Entries from a dataset of interfaces:
*** Block opens ***

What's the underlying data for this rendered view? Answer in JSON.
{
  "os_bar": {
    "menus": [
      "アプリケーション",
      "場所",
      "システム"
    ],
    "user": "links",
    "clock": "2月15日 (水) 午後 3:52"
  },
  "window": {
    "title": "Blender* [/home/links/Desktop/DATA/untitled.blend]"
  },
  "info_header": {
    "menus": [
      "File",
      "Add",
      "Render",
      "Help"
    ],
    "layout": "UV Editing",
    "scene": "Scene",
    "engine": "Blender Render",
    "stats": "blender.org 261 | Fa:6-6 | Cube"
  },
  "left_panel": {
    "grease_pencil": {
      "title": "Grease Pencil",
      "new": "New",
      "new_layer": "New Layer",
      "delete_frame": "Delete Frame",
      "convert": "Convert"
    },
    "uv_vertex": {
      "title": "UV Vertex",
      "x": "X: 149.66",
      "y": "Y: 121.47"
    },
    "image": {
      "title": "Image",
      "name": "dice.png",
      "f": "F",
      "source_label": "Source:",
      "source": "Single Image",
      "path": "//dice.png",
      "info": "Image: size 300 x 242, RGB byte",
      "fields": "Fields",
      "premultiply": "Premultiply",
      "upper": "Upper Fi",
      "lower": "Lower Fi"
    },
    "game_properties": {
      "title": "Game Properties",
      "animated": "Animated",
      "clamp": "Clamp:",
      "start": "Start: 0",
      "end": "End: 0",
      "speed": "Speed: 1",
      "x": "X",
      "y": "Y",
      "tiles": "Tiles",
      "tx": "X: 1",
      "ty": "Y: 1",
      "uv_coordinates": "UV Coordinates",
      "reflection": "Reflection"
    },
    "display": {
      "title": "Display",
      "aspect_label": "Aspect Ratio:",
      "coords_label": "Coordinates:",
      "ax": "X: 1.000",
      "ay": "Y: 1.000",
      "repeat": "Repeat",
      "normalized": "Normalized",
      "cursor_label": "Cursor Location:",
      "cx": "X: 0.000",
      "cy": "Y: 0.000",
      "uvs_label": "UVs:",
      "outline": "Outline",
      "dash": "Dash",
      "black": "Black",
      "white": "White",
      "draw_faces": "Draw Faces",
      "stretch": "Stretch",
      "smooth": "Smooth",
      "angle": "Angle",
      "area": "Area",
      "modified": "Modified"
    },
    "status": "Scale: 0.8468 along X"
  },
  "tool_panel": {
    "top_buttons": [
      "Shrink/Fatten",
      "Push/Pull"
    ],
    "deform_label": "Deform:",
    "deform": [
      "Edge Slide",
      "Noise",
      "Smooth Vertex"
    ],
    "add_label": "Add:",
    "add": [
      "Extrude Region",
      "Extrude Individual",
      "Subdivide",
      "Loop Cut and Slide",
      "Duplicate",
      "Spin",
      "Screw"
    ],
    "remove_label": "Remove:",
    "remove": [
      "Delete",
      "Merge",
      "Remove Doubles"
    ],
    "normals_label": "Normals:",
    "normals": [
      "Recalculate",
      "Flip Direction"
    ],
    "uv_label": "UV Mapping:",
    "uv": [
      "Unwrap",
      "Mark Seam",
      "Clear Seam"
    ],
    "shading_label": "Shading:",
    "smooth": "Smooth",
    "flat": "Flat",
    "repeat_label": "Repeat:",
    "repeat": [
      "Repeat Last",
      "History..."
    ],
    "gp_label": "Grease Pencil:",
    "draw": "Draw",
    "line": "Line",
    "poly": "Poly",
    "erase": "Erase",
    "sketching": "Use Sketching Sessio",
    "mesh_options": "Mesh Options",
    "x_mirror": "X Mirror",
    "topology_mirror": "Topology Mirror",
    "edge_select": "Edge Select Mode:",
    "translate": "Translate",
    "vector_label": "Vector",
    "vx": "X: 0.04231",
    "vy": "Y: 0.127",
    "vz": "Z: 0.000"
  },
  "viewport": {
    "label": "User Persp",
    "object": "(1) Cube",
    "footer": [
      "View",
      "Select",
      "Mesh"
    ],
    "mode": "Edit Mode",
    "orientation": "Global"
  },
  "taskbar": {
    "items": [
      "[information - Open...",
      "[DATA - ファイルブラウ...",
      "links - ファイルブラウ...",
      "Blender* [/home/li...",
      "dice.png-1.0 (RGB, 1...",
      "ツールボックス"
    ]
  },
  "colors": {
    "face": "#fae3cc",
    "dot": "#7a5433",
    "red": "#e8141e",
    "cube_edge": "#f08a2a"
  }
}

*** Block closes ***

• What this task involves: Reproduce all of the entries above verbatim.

• Solution to this exercise:
What's the underlying data for this rendered view? Answer in JSON.
{
  "os_bar": {
    "menus": [
      "アプリケーション",
      "場所",
      "システム"
    ],
    "user": "links",
    "clock": "2月15日 (水) 午後 3:52"
  },
  "window": {
    "title": "Blender* [/home/links/Desktop/DATA/untitled.blend]"
  },
  "info_header": {
    "menus": [
      "File",
      "Add",
      "Render",
      "Help"
    ],
    "layout": "UV Editing",
    "scene": "Scene",
    "engine": "Blender Render",
    "stats": "blender.org 261 | Fa:6-6 | Cube"
  },
  "left_panel": {
    "grease_pencil": {
      "title": "Grease Pencil",
      "new": "New",
      "new_layer": "New Layer",
      "delete_frame": "Delete Frame",
      "convert": "Convert"
    },
    "uv_vertex": {
      "title": "UV Vertex",
      "x": "X: 149.66",
      "y": "Y: 121.47"
    },
    "image": {
      "title": "Image",
      "name": "dice.png",
      "f": "F",
      "source_label": "Source:",
      "source": "Single Image",
      "path": "//dice.png",
      "info": "Image: size 300 x 242, RGB byte",
      "fields": "Fields",
      "premultiply": "Premultiply",
      "upper": "Upper Fi",
      "lower": "Lower Fi"
    },
    "game_properties": {
      "title": "Game Properties",
      "animated": "Animated",
      "clamp": "Clamp:",
      "start": "Start: 0",
      "end": "End: 0",
      "speed": "Speed: 1",
      "x": "X",
      "y": "Y",
      "tiles": "Tiles",
      "tx": "X: 1",
      "ty": "Y: 1",
      "uv_coordinates": "UV Coordinates",
      "reflection": "Reflection"
    },
    "display": {
      "title": "Display",
      "aspect_label": "Aspect Ratio:",
      "coords_label": "Coordinates:",
      "ax": "X: 1.000",
      "ay": "Y: 1.000",
      "repeat": "Repeat",
      "normalized": "Normalized",
      "cursor_label": "Cursor Location:",
      "cx": "X: 0.000",
      "cy": "Y: 0.000",
      "uvs_label": "UVs:",
      "outline": "Outline",
      "dash": "Dash",
      "black": "Black",
      "white": "White",
      "draw_faces": "Draw Faces",
      "stretch": "Stretch",
      "smooth": "Smooth",
      "angle": "Angle",
      "area": "Area",
      "modified": "Modified"
    },
    "status": "Scale: 0.8468 along X"
  },
  "tool_panel": {
    "top_buttons": [
      "Shrink/Fatten",
      "Push/Pull"
    ],
    "deform_label": "Deform:",
    "deform": [
      "Edge Slide",
      "Noise",
      "Smooth Vertex"
    ],
    "add_label": "Add:",
    "add": [
      "Extrude Region",
      "Extrude Individual",
      "Subdivide",
      "Loop Cut and Slide",
      "Duplicate",
      "Spin",
      "Screw"
    ],
    "remove_label": "Remove:",
    "remove": [
      "Delete",
      "Merge",
      "Remove Doubles"
    ],
    "normals_label": "Normals:",
    "normals": [
      "Recalculate",
      "Flip Direction"
    ],
    "uv_label": "UV Mapping:",
    "uv": [
      "Unwrap",
      "Mark Seam",
      "Clear Seam"
    ],
    "shading_label": "Shading:",
    "smooth": "Smooth",
    "flat": "Flat",
    "repeat_label": "Repeat:",
    "repeat": [
      "Repeat Last",
      "History..."
    ],
    "gp_label": "Grease Pencil:",
    "draw": "Draw",
    "line": "Line",
    "poly": "Poly",
    "erase": "Erase",
    "sketching": "Use Sketching Sessio",
    "mesh_options": "Mesh Options",
    "x_mirror": "X Mirror",
    "topology_mirror": "Topology Mirror",
    "edge_select": "Edge Select Mode:",
    "translate": "Translate",
    "vector_label": "Vector",
    "vx": "X: 0.04231",
    "vy": "Y: 0.127",
    "vz": "Z: 0.000"
  },
  "viewport": {
    "label": "User Persp",
    "object": "(1) Cube",
    "footer": [
      "View",
      "Select",
      "Mesh"
    ],
    "mode": "Edit Mode",
    "orientation": "Global"
  },
  "taskbar": {
    "items": [
      "[information - Open...",
      "[DATA - ファイルブラウ...",
      "links - ファイルブラウ...",
      "Blender* [/home/li...",
      "dice.png-1.0 (RGB, 1...",
      "ツールボックス"
    ]
  },
  "colors": {
    "face": "#fae3cc",
    "dot": "#7a5433",
    "red": "#e8141e",
    "cube_edge": "#f08a2a"
  }
}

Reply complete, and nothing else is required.